According to folk tales from Velika Kladuša in ancient times lived a greedy man which had seven oxen. As he had an uneven number he yearned for another ox in order to have eight of them i.e. to have an even number. One day he remembered that in the neighboring village there was a poor man that owned only one ox. –When he has only one he doesn't need even that one, he concluded and he came up with a plan with his son to go there after midnight and steal the ox. What they conceived off they undertook. When they came half way home some unrest caught the father and he told his son they should stop so they can rest. Seeing a bale of hay close by he ordered him to bring hay and put it into nine small heaps, one next to the other, once this was done he let the stolen ox feast on the hay. But, instead of eating from the first pile the ox hesitated, he sniffed and only stopped at the seventh pile where he started to ear. That horrified the father and he said: “Can you see that, my son, what a sin we made by stealing this ox from that poor man, his curse will follow us up to our seventh generation!”. But, greed in him overcame his fear and he continued his way home. Somehow at that time, since dawn was nearing, the poor man awoke and headed towards the barn to feed the ox but as soon as he entered the barn he had seen that the ox was gone and that someone stole him. From sorrow and pain he started crying and he cursed the thief, let God punish him and take from him what the thief took from this poor man. Soon the father and son, together with the stolen animal, came close to their house. When they came next to the barn, the father was surprised by the silence that he noticed in the barn, he hurried to light a candle. The pale light of the candle shone light on the barn quickly. The barn was completely empty. There were no oxen. The father ran out wildly and he held his head out of torment and pain. He then looked to the sky wanting to wallow to God to what had happened to him and before he opened his mouth he noticed in the sky seven shining stars flickering together and wide eyed he realized that he cannot cry out to god, since he punished him because of his great sin that he did towards that poor man. That’s how, according to folk tales, the constellation of oxen (Plejade) came to be, as a warning to all that you shouldn’t steel from other people especially oxen. (3)
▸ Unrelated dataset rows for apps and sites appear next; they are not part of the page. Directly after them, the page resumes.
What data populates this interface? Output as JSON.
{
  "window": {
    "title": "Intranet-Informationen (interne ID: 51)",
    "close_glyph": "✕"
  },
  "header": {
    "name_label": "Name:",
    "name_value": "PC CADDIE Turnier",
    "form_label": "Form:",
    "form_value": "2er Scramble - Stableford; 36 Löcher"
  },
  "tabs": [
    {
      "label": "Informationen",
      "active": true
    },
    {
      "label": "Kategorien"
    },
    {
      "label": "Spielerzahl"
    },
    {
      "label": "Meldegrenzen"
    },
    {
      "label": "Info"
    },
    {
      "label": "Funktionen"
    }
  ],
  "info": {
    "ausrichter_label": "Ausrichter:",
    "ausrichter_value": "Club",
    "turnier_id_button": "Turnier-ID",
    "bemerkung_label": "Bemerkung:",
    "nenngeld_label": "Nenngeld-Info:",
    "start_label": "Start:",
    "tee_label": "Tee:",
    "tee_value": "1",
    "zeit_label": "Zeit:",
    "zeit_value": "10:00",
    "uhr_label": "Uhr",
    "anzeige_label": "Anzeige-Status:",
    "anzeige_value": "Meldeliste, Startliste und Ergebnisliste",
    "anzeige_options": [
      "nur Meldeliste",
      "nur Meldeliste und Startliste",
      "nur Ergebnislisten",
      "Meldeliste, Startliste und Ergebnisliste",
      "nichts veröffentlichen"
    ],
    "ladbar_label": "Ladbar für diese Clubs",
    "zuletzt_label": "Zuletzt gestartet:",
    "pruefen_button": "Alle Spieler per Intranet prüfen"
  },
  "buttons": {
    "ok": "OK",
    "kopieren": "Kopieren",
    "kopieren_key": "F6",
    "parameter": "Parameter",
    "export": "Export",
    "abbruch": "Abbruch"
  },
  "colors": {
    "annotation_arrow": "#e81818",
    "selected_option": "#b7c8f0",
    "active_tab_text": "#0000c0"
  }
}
(1) It is interesting to mention that at one time the people from BiH represented the earth as a big foursquare slab, which in the edges on a hair of the bull leaned on four pillars, and it seemed that she might tip over at any moment. But it wouldn’t, the people claimed, since she stood there according to god’s will and mercy. That slab was of an even length and width. Pillars were oily, tall and thin, they were bending, so that it seemed that they might break off at any moment. They were made out of white marble and planted in an unmeasured sea depth, since under that entire slab (earth), an endless sea was located, which cannot be seen since it is underneath us. This is a vast sea and all others are small compared to this one.

(2) In Bosnian love magic a girl, if she is casting a spell with walnuts, looks at the oxen in the sky, since they’re numerous and powerful, and if she wishes to see (dream) her future husband then before going to bed she looks towards the pillars and utters the following: “Illuminate me Žarinko Nasiba, set me on fire Planinko Nasiba, so I can see my future husband. To see him tonight in my dream as in real life, or to see his face, or to hear his name. Until I see him he shouldn't walk nor work!"

(3) Motif of teleportation of a terrestrial occurrence which symbolizes a great sin onto the sky, which represents the worldly stage, is common in Bosnian traditions. Another famous folk tale about divine intervention and public punishment is the one in which god immediately put to death a disobedient son, when he swung his axe towards his mother, wanting to kill her, and his body, together with the axe, god teleported to the surface of the moon, so that it serves as a warning to all people that mothers must be respected.